of them remained loyal to the Crown and so fled the colonies. Following William Stuart's retirement
and death, a deacon named John Parsons took charge of St. Paul's. Parsons died in 1808.
In 1802 the General Assembly of Virginia passed the Glebe Act whereby al1 but a few of the Episcopal
churches' glebe lands were seized by the Commonwealth, often without compensation. The Act
further provided that a11 churches built prior to 1777 were to be regarded as public property and
could be used by anyone who wished to do so. Only those Episcopal churches that regularly used
their buildings were exempt from the state-sponsored confiscation.
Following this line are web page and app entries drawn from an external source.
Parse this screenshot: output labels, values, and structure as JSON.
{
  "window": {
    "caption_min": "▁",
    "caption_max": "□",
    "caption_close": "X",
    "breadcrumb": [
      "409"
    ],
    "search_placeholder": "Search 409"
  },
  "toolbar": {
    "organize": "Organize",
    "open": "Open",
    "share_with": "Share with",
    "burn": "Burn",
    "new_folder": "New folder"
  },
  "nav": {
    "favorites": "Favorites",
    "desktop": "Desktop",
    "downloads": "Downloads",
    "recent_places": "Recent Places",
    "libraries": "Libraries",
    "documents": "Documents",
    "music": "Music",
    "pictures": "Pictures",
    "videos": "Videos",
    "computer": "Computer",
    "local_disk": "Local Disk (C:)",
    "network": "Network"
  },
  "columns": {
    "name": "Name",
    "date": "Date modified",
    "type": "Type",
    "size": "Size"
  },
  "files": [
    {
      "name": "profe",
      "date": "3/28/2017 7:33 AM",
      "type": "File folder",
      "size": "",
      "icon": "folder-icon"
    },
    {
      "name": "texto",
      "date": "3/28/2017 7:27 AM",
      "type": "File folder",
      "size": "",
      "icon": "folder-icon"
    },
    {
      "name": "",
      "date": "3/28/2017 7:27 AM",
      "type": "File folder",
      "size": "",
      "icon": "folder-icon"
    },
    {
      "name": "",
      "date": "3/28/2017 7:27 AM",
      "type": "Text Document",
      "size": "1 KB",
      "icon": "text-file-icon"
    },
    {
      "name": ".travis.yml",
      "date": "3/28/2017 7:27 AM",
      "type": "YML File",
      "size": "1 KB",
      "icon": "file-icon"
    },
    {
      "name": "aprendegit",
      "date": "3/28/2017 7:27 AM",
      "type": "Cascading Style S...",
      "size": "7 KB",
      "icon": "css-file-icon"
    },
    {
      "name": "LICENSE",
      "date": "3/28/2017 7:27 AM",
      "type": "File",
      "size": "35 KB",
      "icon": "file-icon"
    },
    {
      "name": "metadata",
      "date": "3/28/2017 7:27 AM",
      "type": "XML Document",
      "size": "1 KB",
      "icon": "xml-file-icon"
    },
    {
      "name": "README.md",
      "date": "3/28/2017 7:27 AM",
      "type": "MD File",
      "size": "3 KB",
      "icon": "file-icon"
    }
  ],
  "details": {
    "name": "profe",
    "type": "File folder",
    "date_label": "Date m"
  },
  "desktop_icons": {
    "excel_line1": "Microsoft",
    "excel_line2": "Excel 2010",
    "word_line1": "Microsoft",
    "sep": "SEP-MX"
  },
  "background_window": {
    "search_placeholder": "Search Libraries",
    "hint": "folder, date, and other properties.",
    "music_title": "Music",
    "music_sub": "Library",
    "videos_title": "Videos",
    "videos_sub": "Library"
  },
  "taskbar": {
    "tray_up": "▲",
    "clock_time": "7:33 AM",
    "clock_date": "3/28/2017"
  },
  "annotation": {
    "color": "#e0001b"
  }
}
The effects of the Glebe Act
devastated many Episcopal churches in Virginia. St. Paul's buildings and property were taken over by
the the county in 1811. Its glebe lands were sold to finance an academy whose classes were held here.
By that time the church was nearly in ruins. Bishop Meade mentions an 1812 visit to St. Paul's in his
writings. The roof leaked badly. doors and windows were missing, and flooring had been ripped up
by vandals and used for fuel. He writes of preaching to a small band of the faithful who came on a
Sunday morning to listen to his sermon while they stood in pools of water from rain that had fallen
the night before.
The interior of the church was extensively changed in 1813 when it was remodeled to fit the academy's
purposes. There were two stories, eight classrooms, and a small auditorium. New entrances were
made in the walls and the old (west) entrance was closed. Evidence of these changes is still visible
today. The present interior reflects the “Academy Era” with the wall across the north transept serving
as a vivid reminder of those days.
St. Paul's was reorganized in 1816 and the building returned to the congregation in 1830 when the
academy failed. The church was reconsecrated by Bishop Moore in May of 18331 after the building
had been refurbished. A new wine-glass pulpit was crafted and installed at this time.
St. Paul's church has changed little since 1831. Unlike her sister churches in King George and many
other church buildings in the South, the ravages of the Civil War passed by St. Paul's. The church's
roof was reshingled in 1930 and a new floor was installed in 1940. The church's pipe organ (a 1954
Hitchcock) was entirely rebuilt and expanded in 1986. The old rectory, built in 1841, was expanded
and converted into a parish house in 1956. A further expansion to the parish house was completed in
THE JOSEPH RAPHAEL ANDRUS CENOTAPH
This memorial tablet marks the ministry of St. Paul's rector 1817 – 1820. Andrus became the Episcopal
Church's first missionary to another country.